#### [Your task]
Your answer must be an exact copy of every record below.

[Data supplied]

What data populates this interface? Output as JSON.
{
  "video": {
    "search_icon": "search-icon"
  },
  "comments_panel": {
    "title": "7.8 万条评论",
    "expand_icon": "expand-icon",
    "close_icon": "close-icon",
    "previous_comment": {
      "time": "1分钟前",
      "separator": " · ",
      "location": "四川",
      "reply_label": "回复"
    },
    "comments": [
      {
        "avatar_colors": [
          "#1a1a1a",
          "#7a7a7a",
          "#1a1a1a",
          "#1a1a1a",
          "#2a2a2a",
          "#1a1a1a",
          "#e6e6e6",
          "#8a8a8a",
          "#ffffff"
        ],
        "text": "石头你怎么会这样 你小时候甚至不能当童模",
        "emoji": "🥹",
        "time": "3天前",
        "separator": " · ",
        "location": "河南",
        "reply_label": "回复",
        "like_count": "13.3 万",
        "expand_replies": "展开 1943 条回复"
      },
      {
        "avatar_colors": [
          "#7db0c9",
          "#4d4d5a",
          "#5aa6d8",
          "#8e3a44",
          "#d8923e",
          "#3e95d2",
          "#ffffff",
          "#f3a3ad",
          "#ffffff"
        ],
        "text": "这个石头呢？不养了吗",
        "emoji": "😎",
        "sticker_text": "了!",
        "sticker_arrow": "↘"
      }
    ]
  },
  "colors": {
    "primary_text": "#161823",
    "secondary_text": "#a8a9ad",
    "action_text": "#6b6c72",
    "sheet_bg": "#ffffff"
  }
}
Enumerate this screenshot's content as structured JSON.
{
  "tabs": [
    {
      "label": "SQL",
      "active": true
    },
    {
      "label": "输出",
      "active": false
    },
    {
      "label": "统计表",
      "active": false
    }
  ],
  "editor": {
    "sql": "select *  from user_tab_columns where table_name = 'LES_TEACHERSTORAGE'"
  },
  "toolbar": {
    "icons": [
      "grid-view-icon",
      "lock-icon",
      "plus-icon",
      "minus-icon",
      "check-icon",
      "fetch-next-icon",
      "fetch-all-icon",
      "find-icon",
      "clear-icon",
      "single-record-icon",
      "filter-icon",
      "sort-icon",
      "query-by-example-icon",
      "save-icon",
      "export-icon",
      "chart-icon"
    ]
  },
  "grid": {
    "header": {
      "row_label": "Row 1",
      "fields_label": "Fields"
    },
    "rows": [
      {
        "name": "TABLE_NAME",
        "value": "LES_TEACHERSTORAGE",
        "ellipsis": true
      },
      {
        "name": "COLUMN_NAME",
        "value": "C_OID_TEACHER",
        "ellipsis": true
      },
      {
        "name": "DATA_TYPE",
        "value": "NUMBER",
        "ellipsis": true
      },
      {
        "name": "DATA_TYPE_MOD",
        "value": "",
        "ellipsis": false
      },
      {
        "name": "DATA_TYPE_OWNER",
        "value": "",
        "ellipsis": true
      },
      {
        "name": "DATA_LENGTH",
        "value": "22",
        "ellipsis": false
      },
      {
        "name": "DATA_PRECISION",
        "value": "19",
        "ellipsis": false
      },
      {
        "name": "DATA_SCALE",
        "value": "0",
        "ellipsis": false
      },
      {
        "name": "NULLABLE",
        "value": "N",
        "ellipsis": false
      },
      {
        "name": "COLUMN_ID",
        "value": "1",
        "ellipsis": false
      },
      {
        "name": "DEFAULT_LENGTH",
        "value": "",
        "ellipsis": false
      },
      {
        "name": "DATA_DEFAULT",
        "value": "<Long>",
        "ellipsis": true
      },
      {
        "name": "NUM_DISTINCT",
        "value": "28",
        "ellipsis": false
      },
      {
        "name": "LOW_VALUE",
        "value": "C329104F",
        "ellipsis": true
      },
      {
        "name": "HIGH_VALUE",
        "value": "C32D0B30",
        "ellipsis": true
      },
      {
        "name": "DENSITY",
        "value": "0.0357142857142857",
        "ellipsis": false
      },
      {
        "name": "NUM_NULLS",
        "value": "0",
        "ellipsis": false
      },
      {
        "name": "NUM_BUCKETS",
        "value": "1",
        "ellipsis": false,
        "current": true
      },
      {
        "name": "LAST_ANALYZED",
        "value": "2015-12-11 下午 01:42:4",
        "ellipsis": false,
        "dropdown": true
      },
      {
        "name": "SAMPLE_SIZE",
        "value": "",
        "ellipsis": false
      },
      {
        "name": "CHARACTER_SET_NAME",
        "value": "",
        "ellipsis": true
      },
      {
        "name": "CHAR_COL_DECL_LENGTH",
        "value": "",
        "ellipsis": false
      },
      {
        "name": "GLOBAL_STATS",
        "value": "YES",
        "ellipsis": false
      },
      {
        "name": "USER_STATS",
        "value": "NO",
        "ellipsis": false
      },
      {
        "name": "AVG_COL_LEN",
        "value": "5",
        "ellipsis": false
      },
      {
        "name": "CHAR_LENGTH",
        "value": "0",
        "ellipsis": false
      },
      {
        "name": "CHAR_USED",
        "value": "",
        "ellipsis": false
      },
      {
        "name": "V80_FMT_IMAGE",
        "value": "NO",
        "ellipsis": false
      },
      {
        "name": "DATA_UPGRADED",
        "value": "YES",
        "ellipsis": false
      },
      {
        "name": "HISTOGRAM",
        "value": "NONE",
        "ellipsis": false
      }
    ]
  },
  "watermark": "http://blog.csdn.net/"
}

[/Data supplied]

#### [Output below]
What data populates this interface? Output as JSON.
{
  "video": {
    "search_icon": "search-icon"
  },
  "comments_panel": {
    "title": "7.8 万条评论",
    "expand_icon": "expand-icon",
    "close_icon": "close-icon",
    "previous_comment": {
      "time": "1分钟前",
      "separator": " · ",
      "location": "四川",
      "reply_label": "回复"
    },
    "comments": [
      {
        "avatar_colors": [
          "#1a1a1a",
          "#7a7a7a",
          "#1a1a1a",
          "#1a1a1a",
          "#2a2a2a",
          "#1a1a1a",
          "#e6e6e6",
          "#8a8a8a",
          "#ffffff"
        ],
        "text": "石头你怎么会这样 你小时候甚至不能当童模",
        "emoji": "🥹",
        "time": "3天前",
        "separator": " · ",
        "location": "河南",
        "reply_label": "回复",
        "like_count": "13.3 万",
        "expand_replies": "展开 1943 条回复"
      },
      {
        "avatar_colors": [
          "#7db0c9",
          "#4d4d5a",
          "#5aa6d8",
          "#8e3a44",
          "#d8923e",
          "#3e95d2",
          "#ffffff",
          "#f3a3ad",
          "#ffffff"
        ],
        "text": "这个石头呢？不养了吗",
        "emoji": "😎",
        "sticker_text": "了!",
        "sticker_arrow": "↘"
      }
    ]
  },
  "colors": {
    "primary_text": "#161823",
    "secondary_text": "#a8a9ad",
    "action_text": "#6b6c72",
    "sheet_bg": "#ffffff"
  }
}
Enumerate this screenshot's content as structured JSON.
{
  "tabs": [
    {
      "label": "SQL",
      "active": true
    },
    {
      "label": "输出",
      "active": false
    },
    {
      "label": "统计表",
      "active": false
    }
  ],
  "editor": {
    "sql": "select *  from user_tab_columns where table_name = 'LES_TEACHERSTORAGE'"
  },
  "toolbar": {
    "icons": [
      "grid-view-icon",
      "lock-icon",
      "plus-icon",
      "minus-icon",
      "check-icon",
      "fetch-next-icon",
      "fetch-all-icon",
      "find-icon",
      "clear-icon",
      "single-record-icon",
      "filter-icon",
      "sort-icon",
      "query-by-example-icon",
      "save-icon",
      "export-icon",
      "chart-icon"
    ]
  },
  "grid": {
    "header": {
      "row_label": "Row 1",
      "fields_label": "Fields"
    },
    "rows": [
      {
        "name": "TABLE_NAME",
        "value": "LES_TEACHERSTORAGE",
        "ellipsis": true
      },
      {
        "name": "COLUMN_NAME",
        "value": "C_OID_TEACHER",
        "ellipsis": true
      },
      {
        "name": "DATA_TYPE",
        "value": "NUMBER",
        "ellipsis": true
      },
      {
        "name": "DATA_TYPE_MOD",
        "value": "",
        "ellipsis": false
      },
      {
        "name": "DATA_TYPE_OWNER",
        "value": "",
        "ellipsis": true
      },
      {
        "name": "DATA_LENGTH",
        "value": "22",
        "ellipsis": false
      },
      {
        "name": "DATA_PRECISION",
        "value": "19",
        "ellipsis": false
      },
      {
        "name": "DATA_SCALE",
        "value": "0",
        "ellipsis": false
      },
      {
        "name": "NULLABLE",
        "value": "N",
        "ellipsis": false
      },
      {
        "name": "COLUMN_ID",
        "value": "1",
        "ellipsis": false
      },
      {
        "name": "DEFAULT_LENGTH",
        "value": "",
        "ellipsis": false
      },
      {
        "name": "DATA_DEFAULT",
        "value": "<Long>",
        "ellipsis": true
      },
      {
        "name": "NUM_DISTINCT",
        "value": "28",
        "ellipsis": false
      },
      {
        "name": "LOW_VALUE",
        "value": "C329104F",
        "ellipsis": true
      },
      {
        "name": "HIGH_VALUE",
        "value": "C32D0B30",
        "ellipsis": true
      },
      {
        "name": "DENSITY",
        "value": "0.0357142857142857",
        "ellipsis": false
      },
      {
        "name": "NUM_NULLS",
        "value": "0",
        "ellipsis": false
      },
      {
        "name": "NUM_BUCKETS",
        "value": "1",
        "ellipsis": false,
        "current": true
      },
      {
        "name": "LAST_ANALYZED",
        "value": "2015-12-11 下午 01:42:4",
        "ellipsis": false,
        "dropdown": true
      },
      {
        "name": "SAMPLE_SIZE",
        "value": "",
        "ellipsis": false
      },
      {
        "name": "CHARACTER_SET_NAME",
        "value": "",
        "ellipsis": true
      },
      {
        "name": "CHAR_COL_DECL_LENGTH",
        "value": "",
        "ellipsis": false
      },
      {
        "name": "GLOBAL_STATS",
        "value": "YES",
        "ellipsis": false
      },
      {
        "name": "USER_STATS",
        "value": "NO",
        "ellipsis": false
      },
      {
        "name": "AVG_COL_LEN",
        "value": "5",
        "ellipsis": false
      },
      {
        "name": "CHAR_LENGTH",
        "value": "0",
        "ellipsis": false
      },
      {
        "name": "CHAR_USED",
        "value": "",
        "ellipsis": false
      },
      {
        "name": "V80_FMT_IMAGE",
        "value": "NO",
        "ellipsis": false
      },
      {
        "name": "DATA_UPGRADED",
        "value": "YES",
        "ellipsis": false
      },
      {
        "name": "HISTOGRAM",
        "value": "NONE",
        "ellipsis": false
      }
    ]
  },
  "watermark": "http://blog.csdn.net/"
}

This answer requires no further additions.